▶ _Prompt_: All records must be quoted exactly. Omit the pictures.

[Page and application data records]
= = = = = = =
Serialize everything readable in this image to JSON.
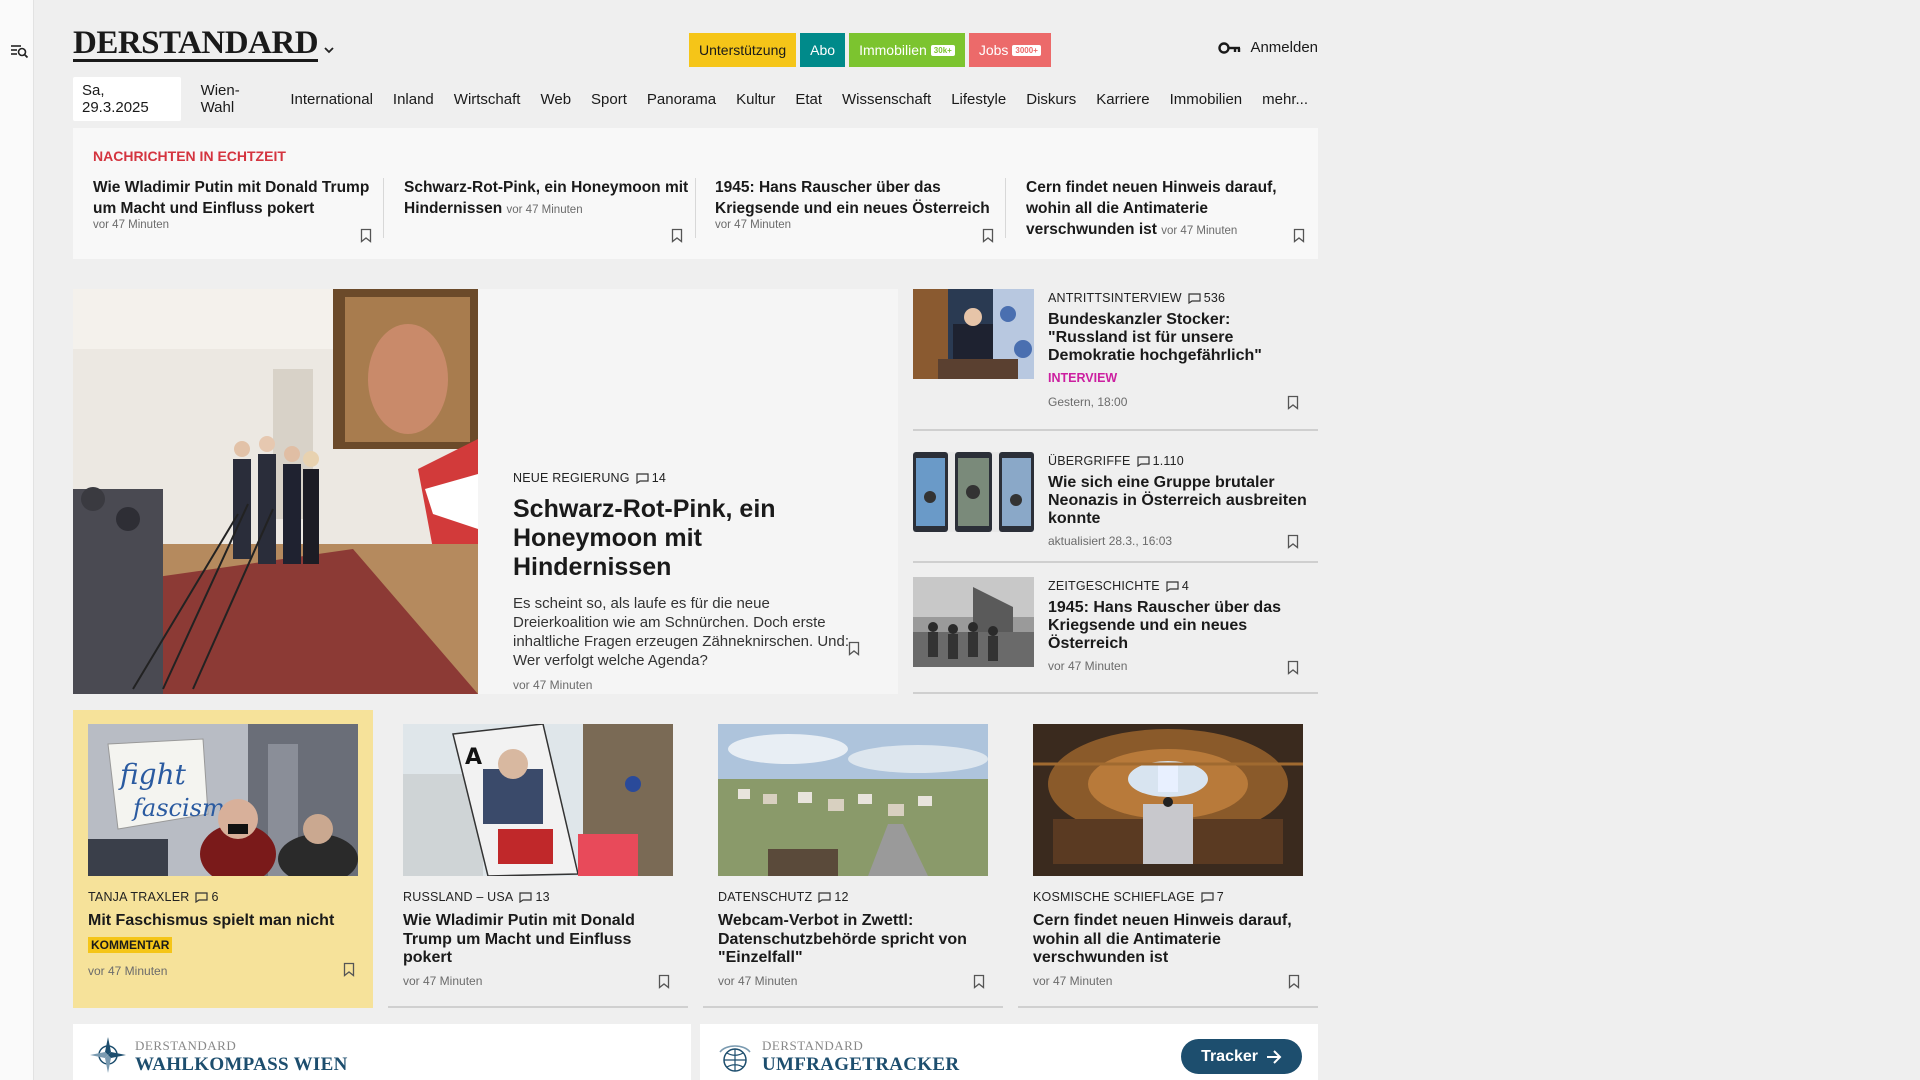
{
  "header": {
    "logo": "DERSTANDARD",
    "pills": [
      {
        "label": "Unterstützung",
        "bg": "#f5c518",
        "fg": "#1a1a1a",
        "tag": ""
      },
      {
        "label": "Abo",
        "bg": "#008a8a",
        "fg": "#ffffff",
        "tag": ""
      },
      {
        "label": "Immobilien",
        "bg": "#7cc42f",
        "fg": "#ffffff",
        "tag": "30k+"
      },
      {
        "label": "Jobs",
        "bg": "#ec6a6a",
        "fg": "#ffffff",
        "tag": "3000+"
      }
    ],
    "login_label": "Anmelden"
  },
  "nav": {
    "date": "Sa, 29.3.2025",
    "items": [
      "Wien-Wahl",
      "International",
      "Inland",
      "Wirtschaft",
      "Web",
      "Sport",
      "Panorama",
      "Kultur",
      "Etat",
      "Wissenschaft",
      "Lifestyle",
      "Diskurs",
      "Karriere",
      "Immobilien",
      "mehr..."
    ]
  },
  "live": {
    "label": "NACHRICHTEN IN ECHTZEIT",
    "items": [
      {
        "title": "Wie Wladimir Putin mit Donald Trump um Macht und Einfluss pokert",
        "time": "vor 47 Minuten",
        "inline": false
      },
      {
        "title": "Schwarz-Rot-Pink, ein Honeymoon mit Hindernissen",
        "time": "vor 47 Minuten",
        "inline": true
      },
      {
        "title": "1945: Hans Rauscher über das Kriegsende und ein neues Österreich",
        "time": "vor 47 Minuten",
        "inline": false
      },
      {
        "title": "Cern findet neuen Hinweis darauf, wohin all die Antimaterie verschwunden ist",
        "time": "vor 47 Minuten",
        "inline": true
      }
    ]
  },
  "hero": {
    "kicker": "NEUE REGIERUNG",
    "comments": "14",
    "title": "Schwarz-Rot-Pink, ein Honeymoon mit Hindernissen",
    "description": "Es scheint so, als laufe es für die neue Dreierkoalition wie am Schnürchen. Doch erste inhaltliche Fragen erzeugen Zähneknirschen. Und: Wer verfolgt welche Agenda?",
    "time": "vor 47 Minuten"
  },
  "side": [
    {
      "kicker": "ANTRITTSINTERVIEW",
      "comments": "536",
      "title": "Bundeskanzler Stocker: \"Russland ist für unsere Demokratie hochgefährlich\"",
      "badge": "INTERVIEW",
      "time": "Gestern, 18:00"
    },
    {
      "kicker": "ÜBERGRIFFE",
      "comments": "1.110",
      "title": "Wie sich eine Gruppe brutaler Neonazis in Österreich ausbreiten konnte",
      "badge": "",
      "time": "aktualisiert 28.3., 16:03"
    },
    {
      "kicker": "ZEITGESCHICHTE",
      "comments": "4",
      "title": "1945: Hans Rauscher über das Kriegsende und ein neues Österreich",
      "badge": "",
      "time": "vor 47 Minuten"
    }
  ],
  "cards": [
    {
      "kicker": "TANJA TRAXLER",
      "comments": "6",
      "title": "Mit Faschismus spielt man nicht",
      "badge": "KOMMENTAR",
      "time": "vor 47 Minuten",
      "highlight": true
    },
    {
      "kicker": "RUSSLAND – USA",
      "comments": "13",
      "title": "Wie Wladimir Putin mit Donald Trump um Macht und Einfluss pokert",
      "badge": "",
      "time": "vor 47 Minuten",
      "highlight": false
    },
    {
      "kicker": "DATENSCHUTZ",
      "comments": "12",
      "title": "Webcam-Verbot in Zwettl: Datenschutzbehörde spricht von \"Einzelfall\"",
      "badge": "",
      "time": "vor 47 Minuten",
      "highlight": false
    },
    {
      "kicker": "KOSMISCHE SCHIEFLAGE",
      "comments": "7",
      "title": "Cern findet neuen Hinweis darauf, wohin all die Antimaterie verschwunden ist",
      "badge": "",
      "time": "vor 47 Minuten",
      "highlight": false
    }
  ],
  "promos": [
    {
      "brand": "DERSTANDARD",
      "name": "WAHLKOMPASS WIEN"
    },
    {
      "brand": "DERSTANDARD",
      "name": "UMFRAGETRACKER",
      "button": "Tracker"
    }
  ],
  "colors": {
    "accent_red": "#d4343f",
    "interview_pink": "#cc1fa0",
    "kommentar_yellow": "#f5c518",
    "card_highlight": "#f6e29a",
    "promo_blue": "#1d4e6e"
  },
  "icons": [
    "menu-search-icon",
    "chevron-down-icon",
    "key-icon",
    "comment-icon",
    "bookmark-icon",
    "arrow-right-icon",
    "compass-icon",
    "globe-icon"
  ]
}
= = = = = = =
▶ _Expected answer_:
Serialize everything readable in this image to JSON.
{
  "header": {
    "logo": "DERSTANDARD",
    "pills": [
      {
        "label": "Unterstützung",
        "bg": "#f5c518",
        "fg": "#1a1a1a",
        "tag": ""
      },
      {
        "label": "Abo",
        "bg": "#008a8a",
        "fg": "#ffffff",
        "tag": ""
      },
      {
        "label": "Immobilien",
        "bg": "#7cc42f",
        "fg": "#ffffff",
        "tag": "30k+"
      },
      {
        "label": "Jobs",
        "bg": "#ec6a6a",
        "fg": "#ffffff",
        "tag": "3000+"
      }
    ],
    "login_label": "Anmelden"
  },
  "nav": {
    "date": "Sa, 29.3.2025",
    "items": [
      "Wien-Wahl",
      "International",
      "Inland",
      "Wirtschaft",
      "Web",
      "Sport",
      "Panorama",
      "Kultur",
      "Etat",
      "Wissenschaft",
      "Lifestyle",
      "Diskurs",
      "Karriere",
      "Immobilien",
      "mehr..."
    ]
  },
  "live": {
    "label": "NACHRICHTEN IN ECHTZEIT",
    "items": [
      {
        "title": "Wie Wladimir Putin mit Donald Trump um Macht und Einfluss pokert",
        "time": "vor 47 Minuten",
        "inline": false
      },
      {
        "title": "Schwarz-Rot-Pink, ein Honeymoon mit Hindernissen",
        "time": "vor 47 Minuten",
        "inline": true
      },
      {
        "title": "1945: Hans Rauscher über das Kriegsende und ein neues Österreich",
        "time": "vor 47 Minuten",
        "inline": false
      },
      {
        "title": "Cern findet neuen Hinweis darauf, wohin all die Antimaterie verschwunden ist",
        "time": "vor 47 Minuten",
        "inline": true
      }
    ]
  },
  "hero": {
    "kicker": "NEUE REGIERUNG",
    "comments": "14",
    "title": "Schwarz-Rot-Pink, ein Honeymoon mit Hindernissen",
    "description": "Es scheint so, als laufe es für die neue Dreierkoalition wie am Schnürchen. Doch erste inhaltliche Fragen erzeugen Zähneknirschen. Und: Wer verfolgt welche Agenda?",
    "time": "vor 47 Minuten"
  },
  "side": [
    {
      "kicker": "ANTRITTSINTERVIEW",
      "comments": "536",
      "title": "Bundeskanzler Stocker: \"Russland ist für unsere Demokratie hochgefährlich\"",
      "badge": "INTERVIEW",
      "time": "Gestern, 18:00"
    },
    {
      "kicker": "ÜBERGRIFFE",
      "comments": "1.110",
      "title": "Wie sich eine Gruppe brutaler Neonazis in Österreich ausbreiten konnte",
      "badge": "",
      "time": "aktualisiert 28.3., 16:03"
    },
    {
      "kicker": "ZEITGESCHICHTE",
      "comments": "4",
      "title": "1945: Hans Rauscher über das Kriegsende und ein neues Österreich",
      "badge": "",
      "time": "vor 47 Minuten"
    }
  ],
  "cards": [
    {
      "kicker": "TANJA TRAXLER",
      "comments": "6",
      "title": "Mit Faschismus spielt man nicht",
      "badge": "KOMMENTAR",
      "time": "vor 47 Minuten",
      "highlight": true
    },
    {
      "kicker": "RUSSLAND – USA",
      "comments": "13",
      "title": "Wie Wladimir Putin mit Donald Trump um Macht und Einfluss pokert",
      "badge": "",
      "time": "vor 47 Minuten",
      "highlight": false
    },
    {
      "kicker": "DATENSCHUTZ",
      "comments": "12",
      "title": "Webcam-Verbot in Zwettl: Datenschutzbehörde spricht von \"Einzelfall\"",
      "badge": "",
      "time": "vor 47 Minuten",
      "highlight": false
    },
    {
      "kicker": "KOSMISCHE SCHIEFLAGE",
      "comments": "7",
      "title": "Cern findet neuen Hinweis darauf, wohin all die Antimaterie verschwunden ist",
      "badge": "",
      "time": "vor 47 Minuten",
      "highlight": false
    }
  ],
  "promos": [
    {
      "brand": "DERSTANDARD",
      "name": "WAHLKOMPASS WIEN"
    },
    {
      "brand": "DERSTANDARD",
      "name": "UMFRAGETRACKER",
      "button": "Tracker"
    }
  ],
  "colors": {
    "accent_red": "#d4343f",
    "interview_pink": "#cc1fa0",
    "kommentar_yellow": "#f5c518",
    "card_highlight": "#f6e29a",
    "promo_blue": "#1d4e6e"
  },
  "icons": [
    "menu-search-icon",
    "chevron-down-icon",
    "key-icon",
    "comment-icon",
    "bookmark-icon",
    "arrow-right-icon",
    "compass-icon",
    "globe-icon"
  ]
}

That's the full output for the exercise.